“In such selfless search for Truth nobody can lose his bearings for long. Directly he takes to the wrong path he stumbles and is thus redirected to the right path.”
What the Sufis ascribe to the Spiritual Master, Gandhi ascribes to the educated self or ‘voice within’. Thus everyone is encouraged to practice self-effacement and search for God through himself. “Know yourself and you will know God.” This Gandhian teaching, in times when Spiritual Masters have arisen everywhere, capturing the hearts and minds of ill-informed people, is an elixir.
The New Testament which inspired Gandhi a good deal invites people to practice ocean-consciousness.

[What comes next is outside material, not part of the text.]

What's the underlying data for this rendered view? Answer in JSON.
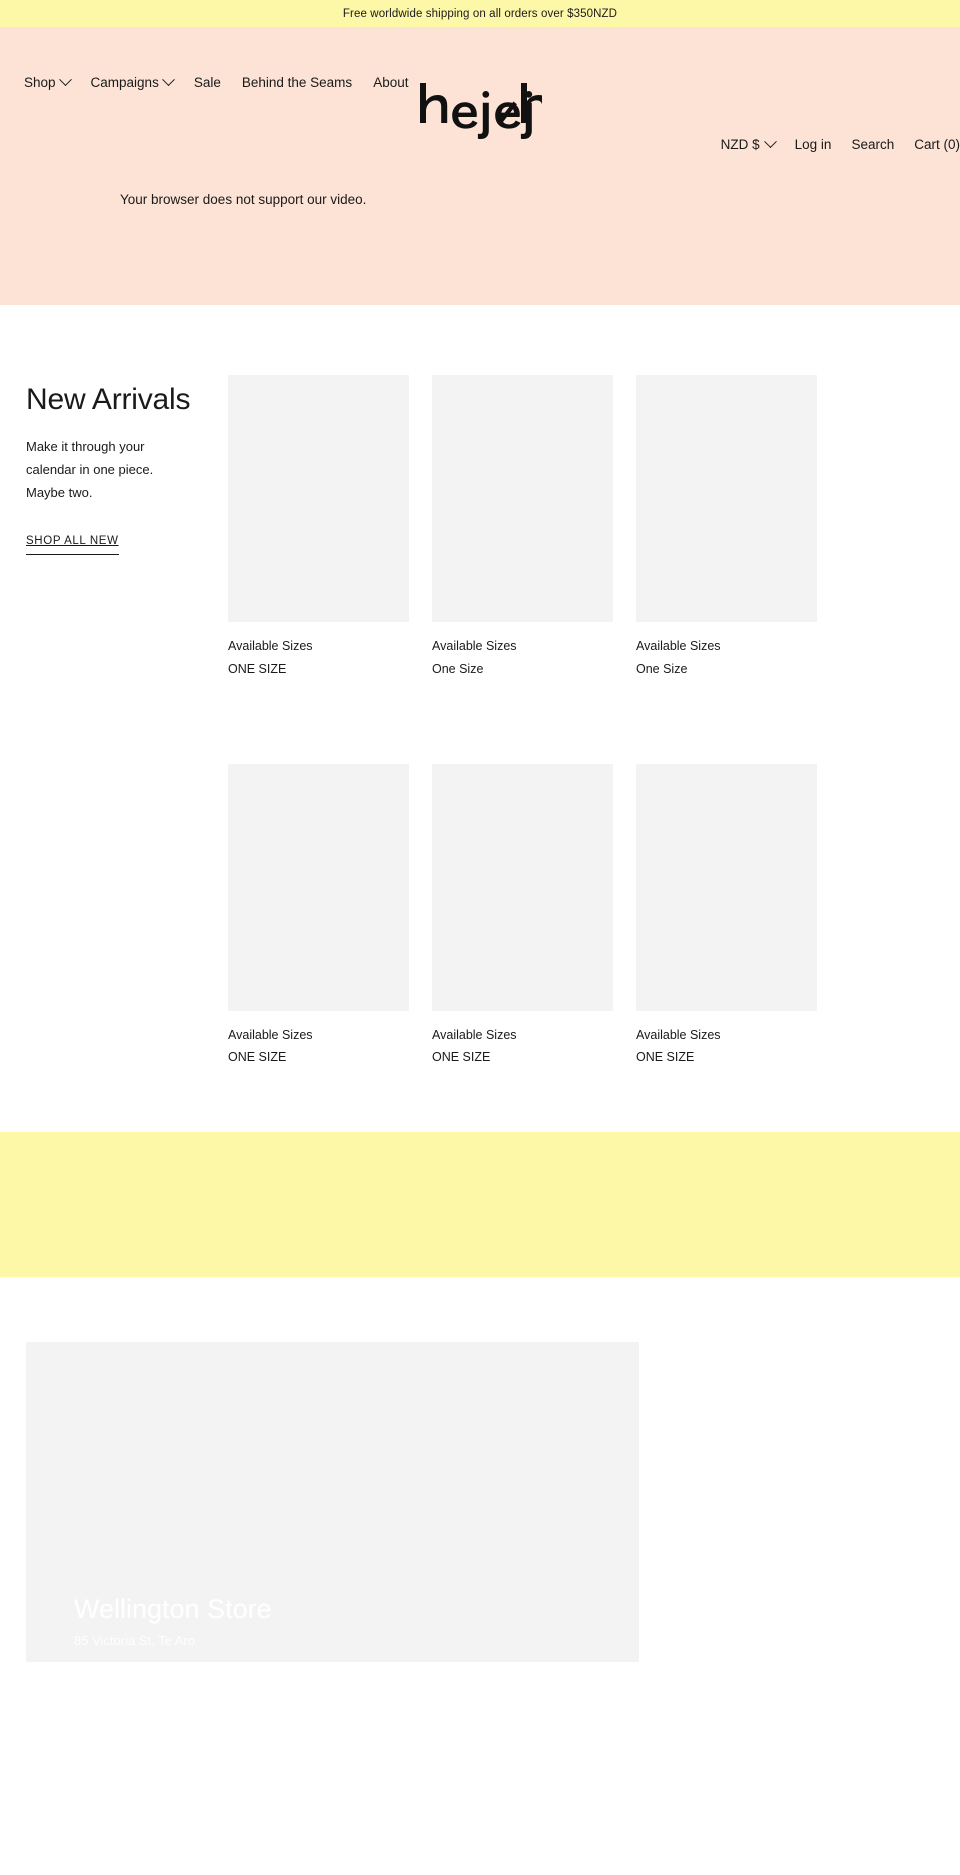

In John 4, verse 24 we read
“God is spirit and all worshippers must worship in spirit and in truth.”
In book 3 verse
“But whosoever lives by the truth comes into the light so that it may be seen plainly that what he has done has been done through God.”
In the holy Quran we see many references to truth seeking. In Surah 16 verse 36,
“so travel the earth and see what was the end of those who denied the truth. But he will be set right who selflessly seeks and observes the unfettered Truth.”
Zarathustra, the Persian prophet (1200 BCE) similarly called God Absolute Truth to be found by those who dedicate their lives in thought, word and deed to the pursuit of Divine Power, Ahura Mazda. While Gandhi and Jesus spread the gospel of love, Zoroaster sought help through reason from the archangels of God, in particular the ‘Good Mind’ or ‘Spenta Mainya’. He taught that once the spirit of Benediction has been found, the Good Mind, one can know God as the Father of Truth. It is with such a faith that the truth seeker practising Ahimsa and Satyagraha will reach the shores of peace in the whirlpool of existence.
One cannot hope to find the right ‘inner voice’ without asceticism and self-discipline. Gandhi believed “truth resides in every human heart and one has to search for it there and be guided by the truth as one sees it. But no one has a right to coerce others to act according to his views of truth (The Mind of Mahatma Gandhi, page 44). Again emphasising his commitment to Haq (God) he says in The Mind of Mahtma Gandhi page 43:
“But as long as I have not realised the Absolute Truth, so long must I hold by the relative truth as I have conceived it. That relative truth must, meanwhile, be my beacon, my shield and my buckle.”
These teachings have been practised for several thousand years and we have to find them again. Zoroaster, Buddha, Confucius have all had the taste for God, self-realisation and Fana (self-annihilation in God). Yasna 46 v. 18 has:
“Oh Mazda I seek but to fulfil your will through Truth”.
Everyone hence must strive to live a truth-inspired existence. Truth is like a vast tree which yields more and more fruit the more you nurture it, the deeper the search in the mine of truth, the richer the discovery of the gems buried there. In the awe-inspiring Proverbs (the Old Testament) we are reminded that love and faithfulness never leave you.
“Bind them around your neck and write them on the tablet of your heart. Then you will win favour and a good name in the sight of God and man” (Proverbs 3 verse 3).
Let us conclude with the much quoted saying of Gandhi: “Without Ahimsa it is not possible to seek and find Truth. Ahimsa and Truth are so intertwined that it is practically impossible to disentangle and separate them.”(My Religion p. 106).
My Religion M K Gandhi, Navajivan Publishing House, Ahmedabad 380014
The Mind of Mahatma Gandhi, Compiled and edited by R K Prabhu and U R Rao
The Holy Bible New International Version, Hodder and Stoughton
The Holy Quran, Text, Translation & Commentary by A. Yusef Ali 1983.
The Ancient Gods, E O James, Phoenix Giant 1960
The Gathas of Zarathustra, Piloo Nanavutty 1999